How To Create “Truth Well Told”Jul 04, 2022
As an entrepreneur trying to raise a Friends & Family round of financing, I often felt nervous about presenting the dirty little secrets of an under-funded and under-staffed start-up to potential investors; Early-stage founders are tempted to embellish the truth. I’ve felt this myself, and I’ve seen fanciful storytelling from the entrepreneurs I’ve consulted and mentored.
I asked my favorite brand storyteller, Mike Troiano, a venture capitalist (VC) partner at G20 Ventures, how he sees strong founders handle this challenge.
“I started my career in advertising and spent part of it at a global agency called McCann-Erickson in NYC. They had a motto I always liked: Truth well told. That’s what I’m looking for. Effective people are able to manage perception, to build narratives that move people in the ways they need to be moved. Doing that without lying takes some skill, and - in my experience - it’s not a skill you can really teach.”
-Mike Troiano, partner, G20 Ventures
Despite Mike's opinion that this skill is hard to teach, I will try to teach you how to tell the truth the right way. To me, “truth well told” is about weaving together every scrap of positive truth and transforming it into a story worth telling. Here’s how.
Creating Your Own “Truth Well Told”
While growing your company and raising money, you will need to create many versions of your “truth well told.”
Let’s take an example that many of us remember -- when Bill Clinton admitted that he had tried pot, but had not inhaled. Many found this story implausible. Some believed that the young Rhodes scholar might just have done exactly what he described.
What would you say if your child asked you if you smoked weed in high school? Many parents believe that, depending on the age of their children, this is an absolute must-lie scenario. Some think it’s better to give them a glimpse of the truth. Maybe you say this: “I tried weed, but it didn’t agree with me. It made me paranoid, and I didn’t like it, so I knew that drugs weren’t for me.” That’s my story, and it happens to be true. You answered honestly, but you didn’t include other details about your wild teenage past.
Just like answering challenging questions from your children, the best way to present your team and venture to others is by crafting the best version(s) of the truth.
You need to be ready for people to poke holes in your vision and plan. If you’re on an eComm team, for example, and don’t have experience in eComm, you need to be ready to address that deficit. If you’re trying to land a huge account, but only have one or two customers, you must be equipped to handle that concern.
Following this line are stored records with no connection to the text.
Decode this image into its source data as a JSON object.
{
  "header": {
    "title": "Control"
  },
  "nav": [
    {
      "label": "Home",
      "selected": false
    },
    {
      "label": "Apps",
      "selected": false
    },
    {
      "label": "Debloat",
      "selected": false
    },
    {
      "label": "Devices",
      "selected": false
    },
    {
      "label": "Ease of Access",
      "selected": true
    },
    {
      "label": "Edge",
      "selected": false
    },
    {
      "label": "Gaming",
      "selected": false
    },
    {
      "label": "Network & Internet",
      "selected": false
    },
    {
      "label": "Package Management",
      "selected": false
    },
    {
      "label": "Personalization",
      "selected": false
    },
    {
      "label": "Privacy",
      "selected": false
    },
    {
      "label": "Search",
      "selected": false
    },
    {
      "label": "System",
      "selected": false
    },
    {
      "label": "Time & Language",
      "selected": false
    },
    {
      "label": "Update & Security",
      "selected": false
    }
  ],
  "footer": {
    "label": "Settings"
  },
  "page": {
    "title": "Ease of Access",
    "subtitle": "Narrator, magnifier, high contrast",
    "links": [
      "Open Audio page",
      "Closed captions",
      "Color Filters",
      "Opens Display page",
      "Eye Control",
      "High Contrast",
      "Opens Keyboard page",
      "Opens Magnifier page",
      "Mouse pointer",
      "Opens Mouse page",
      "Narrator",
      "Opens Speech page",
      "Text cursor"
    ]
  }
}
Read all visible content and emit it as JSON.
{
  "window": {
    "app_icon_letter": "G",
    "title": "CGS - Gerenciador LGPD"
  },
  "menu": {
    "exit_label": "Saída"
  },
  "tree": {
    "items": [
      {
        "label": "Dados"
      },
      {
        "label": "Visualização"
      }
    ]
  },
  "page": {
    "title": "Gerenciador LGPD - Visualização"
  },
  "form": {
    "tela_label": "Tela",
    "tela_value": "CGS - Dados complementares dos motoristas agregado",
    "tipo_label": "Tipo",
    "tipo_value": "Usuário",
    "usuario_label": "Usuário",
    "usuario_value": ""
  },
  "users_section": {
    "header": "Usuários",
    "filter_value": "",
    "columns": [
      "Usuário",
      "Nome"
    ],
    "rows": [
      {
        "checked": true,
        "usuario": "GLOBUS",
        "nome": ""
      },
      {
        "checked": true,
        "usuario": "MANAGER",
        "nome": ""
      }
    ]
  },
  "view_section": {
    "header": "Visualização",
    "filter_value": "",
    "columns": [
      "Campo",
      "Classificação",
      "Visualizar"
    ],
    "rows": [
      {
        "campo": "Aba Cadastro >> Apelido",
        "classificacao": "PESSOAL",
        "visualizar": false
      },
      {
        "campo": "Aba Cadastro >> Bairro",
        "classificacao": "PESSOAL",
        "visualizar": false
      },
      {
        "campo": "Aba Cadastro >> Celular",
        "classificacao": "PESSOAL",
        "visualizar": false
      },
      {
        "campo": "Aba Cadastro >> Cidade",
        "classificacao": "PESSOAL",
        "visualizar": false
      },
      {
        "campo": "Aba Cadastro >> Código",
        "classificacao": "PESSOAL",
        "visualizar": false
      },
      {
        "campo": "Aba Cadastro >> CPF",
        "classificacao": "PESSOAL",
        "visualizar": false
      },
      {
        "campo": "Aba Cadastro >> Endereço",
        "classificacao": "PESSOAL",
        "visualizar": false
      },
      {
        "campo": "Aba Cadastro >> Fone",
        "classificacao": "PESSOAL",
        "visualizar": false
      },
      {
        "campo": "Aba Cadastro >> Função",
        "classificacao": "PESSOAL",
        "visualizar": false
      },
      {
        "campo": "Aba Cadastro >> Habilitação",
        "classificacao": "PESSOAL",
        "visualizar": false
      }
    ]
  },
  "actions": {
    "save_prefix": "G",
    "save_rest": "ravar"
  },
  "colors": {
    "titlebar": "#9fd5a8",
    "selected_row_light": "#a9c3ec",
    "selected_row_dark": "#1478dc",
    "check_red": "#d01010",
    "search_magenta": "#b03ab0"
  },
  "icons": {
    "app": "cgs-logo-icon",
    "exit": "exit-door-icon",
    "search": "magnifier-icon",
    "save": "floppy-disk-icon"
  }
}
Be prepared with the truth, but present it in a way that highlights your vision. Once you’ve described your vision, ask your customer or investor if the path you’ve presented mitigates their fears. Questioning like this allows you to hear how your plan was received. If your customer/ investor has remaining issues, you can continue to address them. If not, you can ask an additional question: “Do you have any other concerns about our ability to succeed with this plan?”
Here’s an example of what NOT to do:
As a consultant to a team of two co-founders and five part-time employees, I was surprised when, in a meeting with a huge prospective client, they announced that they had 37 people on their team. This was a flat-out lie. I maintained a poker face until we were out of the meeting. “What were you thinking?” I asked them. They explained to me that, in the cab on the way to the meeting, they had spoken to a team of programmers that had agreed that they might work with them if they got the deal. I was floored. I couldn’t believe that they were so casual about telling untruths. This start-up had so many positives, a brilliant team, a powerful vision, and a great new product; So why were they willing to jeopardize this deal with a lie they could easily be caught in? They saw my face and responded, “C’mon, everyone in Silicon Valley exaggerates!”
Here’s what they should have said in the meeting:
“We have a very talented team of two world-class systems architects responsible for the ABC launch, an additional coder, a top-notch customer service rep, and a business development expert. Our core team has delivered products at scale multiple times while at our previous company. We also use the programming services of a reliable remote team in Bali to support our operations. In addition to that, we have 30 programmers ready to hop on board if we get your business. We’ll be more than able to handle your account. Does that address your concerns?”
The Bottom Line
While I’m unsure whether everyone exaggerates in Silicon Valley, I know that investors have a newfound sensitivity to untruths. Everyone knows about the demise of the blood-testing startup, Theranos, based on the founder’s misrepresentations (and a product failing). No one wants to be a duped investor.
“Truth well told” is a combination of telling the truth, creating a vision, and making a plan for executing that vision. Framing your accomplishments properly assures your audience that you can bridge the distance between your current truth and your vision.
Tell the truth and be ready to answer tough questions. If you don’t know the answers, take Mike Troiano’s advice by answering like this: “That’s a good question… let me think about it and get back to you with some ideas.”
Broadly Advised™ is a three-week online learning program for early-stage entrepreneurs who want to build a world class advisory board for start-up dollars. You will hone your own “truth well told” throughout the course.
Deb Perkins is a serial entrepreneur, funding strategist, and founder of Broad of Directors, an educational platform for early-stage entrepreneurs that need a no-nonsense guide to build a great team and get funded.